Proof pulls its audience in with a storyline that never fails to captivate: the tale of a troubled genius. The audience can imagine piles of notebooks teeming with scribbles as they watch irritable, closed-off characters brood over their work and dysfunctional lives.
The Boston College Theatre Department production, which ran from Feb. 4 through 7, adapted to COVID-19 protocols by streaming the performance live on Zoom. The actors wore clear masks and rarely came into physical contact with each other. A budding romance is noticeably buffered by mandatory distance and the production relies on tense and emotional dialogue to build relationships between characters.
The play, originally written by David Auburn and directed by Jacob Kelleher, Lynch ’21, follows Catherine (Olivia Sheridan, MCAS ’22), the daughter of Robert (William Dooley, MCAS ’22), a brilliant mathematician who also suffered from a serious mental illness, as she grieves the death of her father and grapples with his legacy.
In the aftermath of Robert’s death, Catherine and a former student of her father’s, Hal (Grant Whitney, MCAS ’22), sort through the piles of notebooks he left behind.

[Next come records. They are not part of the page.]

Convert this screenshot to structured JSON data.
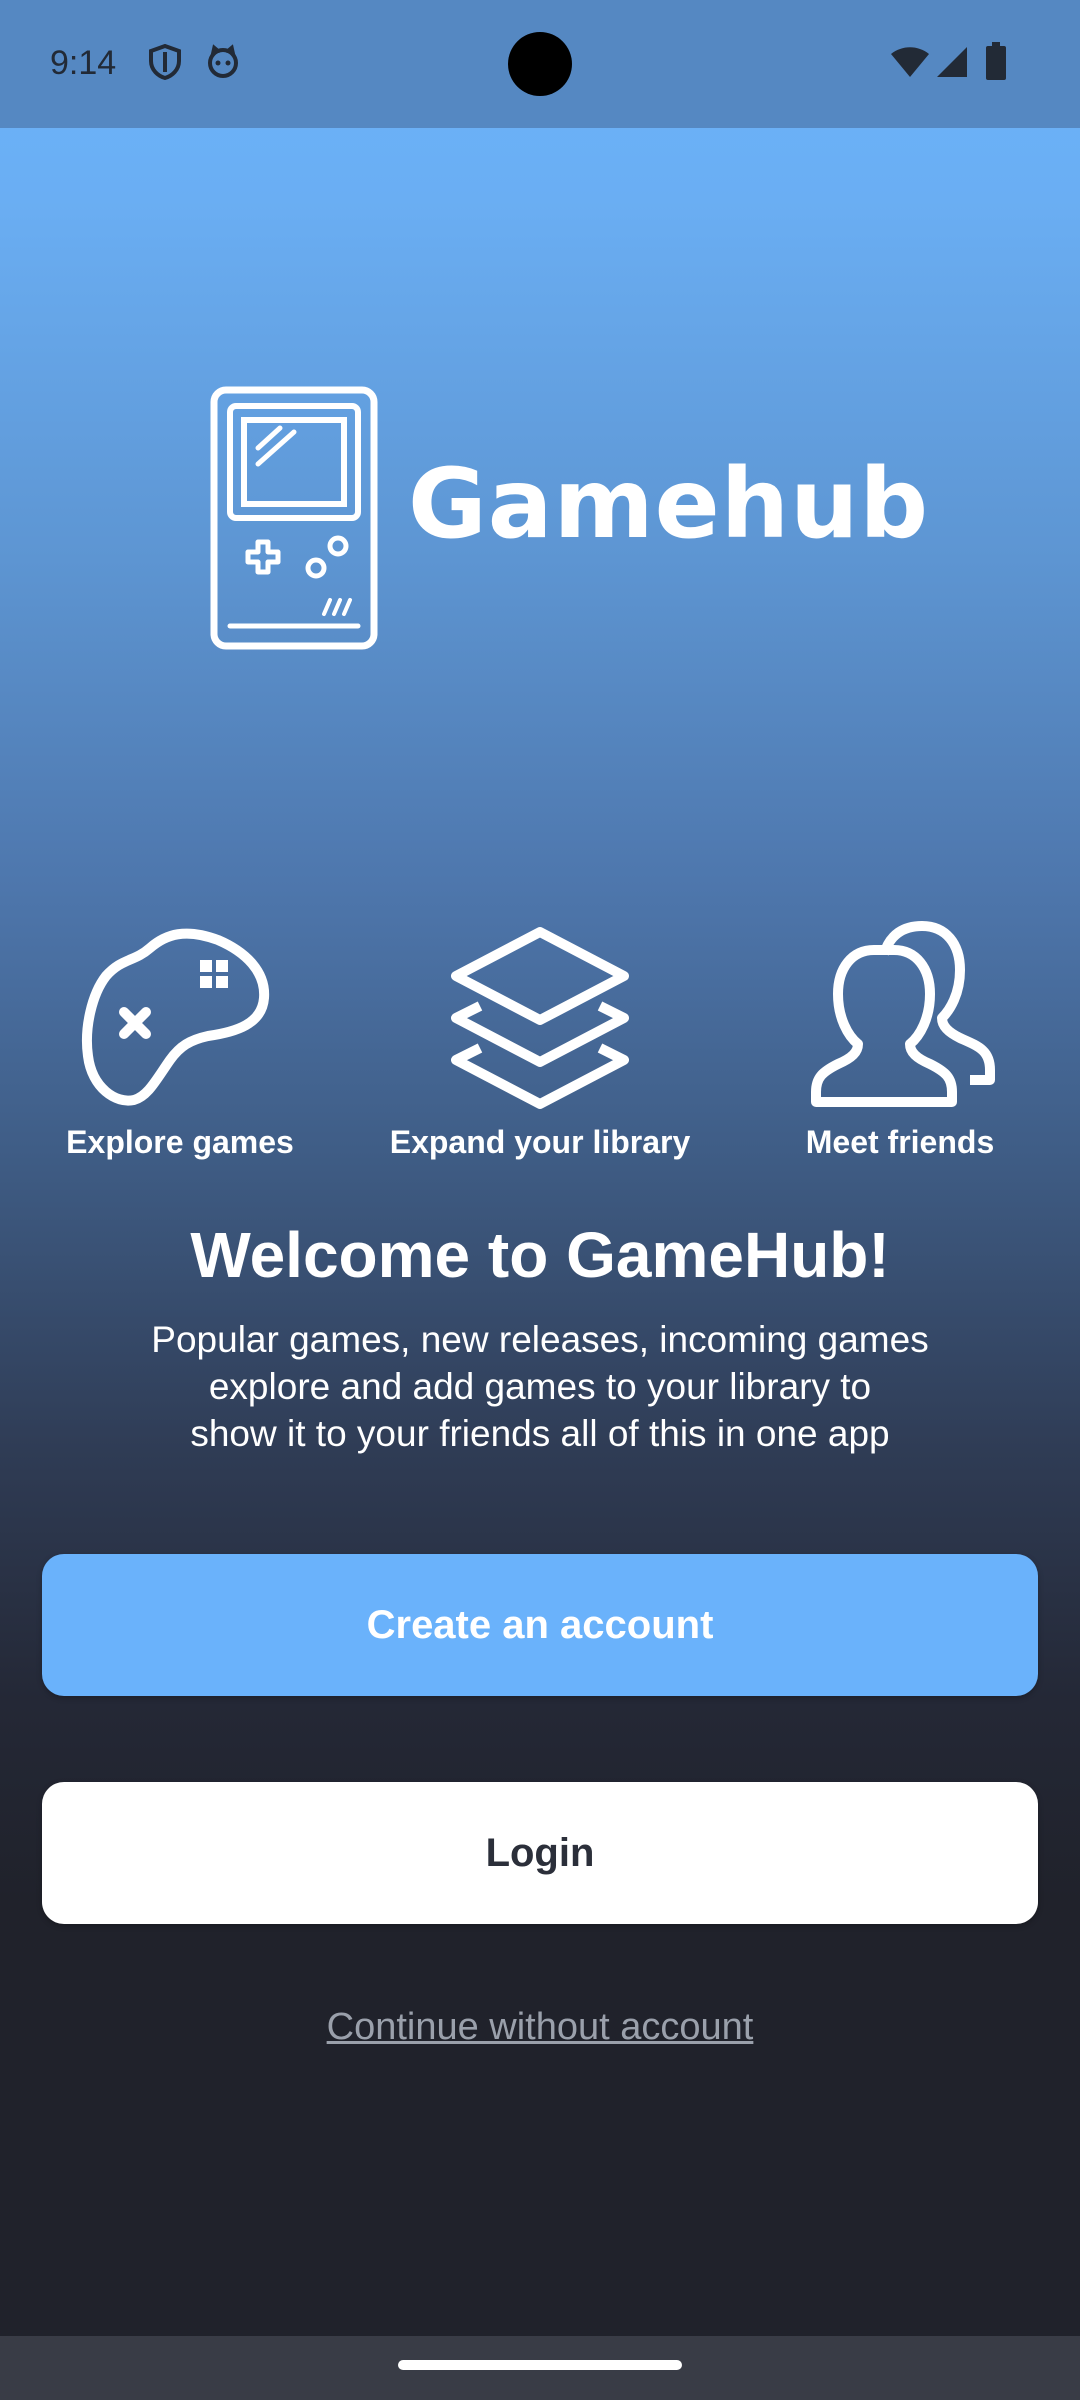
{
  "status_bar": {
    "time": "9:14",
    "left_icons": [
      "shield-icon",
      "cat-face-icon"
    ],
    "right_icons": [
      "wifi-icon",
      "cellular-signal-icon",
      "battery-icon"
    ]
  },
  "brand": {
    "name": "Gamehub",
    "logo_icon": "handheld-console-icon",
    "color": "#ffffff"
  },
  "features": [
    {
      "label": "Explore games",
      "icon": "gamepad-icon"
    },
    {
      "label": "Expand your library",
      "icon": "layers-icon"
    },
    {
      "label": "Meet friends",
      "icon": "users-icon"
    }
  ],
  "welcome": {
    "title": "Welcome to GameHub!",
    "lines": [
      "Popular games, new releases, incoming games",
      "explore and add games to your library to",
      "show it to your friends all of this in one app"
    ]
  },
  "actions": {
    "create_account": "Create an account",
    "login": "Login",
    "continue_without_account": "Continue without account"
  },
  "colors": {
    "accent": "#6ab2fb",
    "background_dark": "#20222b",
    "status_bar": "#5588c2",
    "link": "#9aa0ab"
  }
}
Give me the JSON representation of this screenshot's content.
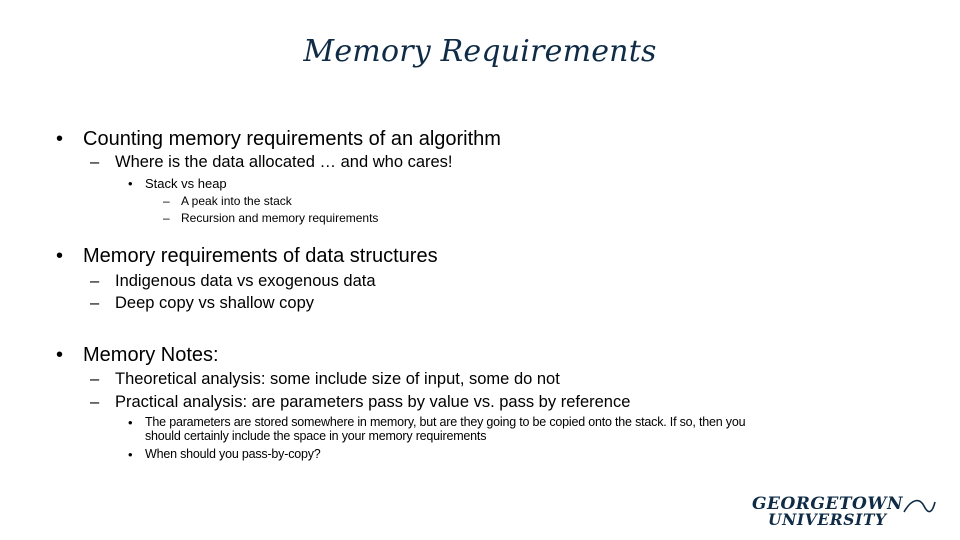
{
  "slide": {
    "title": "Memory Requirements",
    "sections": [
      {
        "text": "Counting memory requirements of an algorithm",
        "children": [
          {
            "text": "Where is the data allocated … and who cares!",
            "children": [
              {
                "text": "Stack vs heap",
                "children": [
                  {
                    "text": "A peak into the stack"
                  },
                  {
                    "text": "Recursion and memory requirements"
                  }
                ]
              }
            ]
          }
        ]
      },
      {
        "text": "Memory requirements of data structures",
        "children": [
          {
            "text": "Indigenous data vs exogenous data"
          },
          {
            "text": "Deep copy vs shallow copy"
          }
        ]
      },
      {
        "text": "Memory Notes:",
        "children": [
          {
            "text": "Theoretical analysis: some include size of input, some do not"
          },
          {
            "text": "Practical analysis: are parameters pass by value vs. pass by reference",
            "children": [
              {
                "text_line1": "The parameters are stored somewhere in memory, but are they going to be copied onto the stack. If so, then you",
                "text_line2": "should certainly include the space in your memory requirements"
              },
              {
                "text": "When should you pass-by-copy?"
              }
            ]
          }
        ]
      }
    ],
    "bullet_glyph": "•",
    "dash_glyph": "–",
    "logo": {
      "line1": "GEORGETOWN",
      "line2": "UNIVERSITY"
    }
  }
}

While Hal is searching for signs of groundbreaking mathematical discovery, Catherine remembers her father’s manic episodes and doubts that there’s any revelations hidden in the notebooks.
The sparse set, decorated as a drab porch with some mismatched chairs, allows animated arguments and complicated family dynamics to be the central focus of the actors’ performances. The arrival of Catherine’s sister, Claire (Emma Thompson, MCAS ’23), brings a new wave of defensiveness from Catherine, as she resists Claire’s efforts to help her move on with her life. The sisters’ contentious discussions communicate the complexity of every person’s grieving process. Catherine pushes people away, burying herself in her memories, while Claire enters Catherine’s life eager to fix everything.
The production takes advantage of technology as scenes fade out with haunting music and the Zoom screen indicates the time of the scene as the play jumps between flashbacks and the present.
Divided into nine scenes, the play uses flashbacks to reveal the complex relationship between Catherine and her father. At the same time Robert needed his young daughter to cook dinner and clean their dilapidated house, he also encouraged Catherine to pursue her own education and research in mathematics. Robert rambles on about wasting time as he feels his ability to work as he once did slipping away, but also ponders the privilege of having time to wonder.
“Not looking for anything but just looking … ” Robert said. “Touching the old book jackets, looking at what someone underlined, looking at what they threw away. Maybe you’ll find something great.”
A shocking discovery at the end of the first act sets the scene for Catherine’s continuous conflict with her sister and Hal. In the final scenes, Catherine faces her future alone as the other characters doubt Catherine’s capabilities. Catherine is forced to crawl out of the shadow of her father’s success and deteriorating mental health, and confront how to move on from her father’s death.
“My education wasn’t from Northwestern,” Catherine said. “It was living in this house for 25 years.”
Proof attracts its audience with the archetype of a tormented yet brilliant figure, but moves viewers with its emotional portrayal of grief and the relatable experience of wandering through life lost and without purpose. Through Catherine’s story, the play asks the question of how people form connections and when it’s time to stand alone.
Photo by Ikram Ali / Heights Editor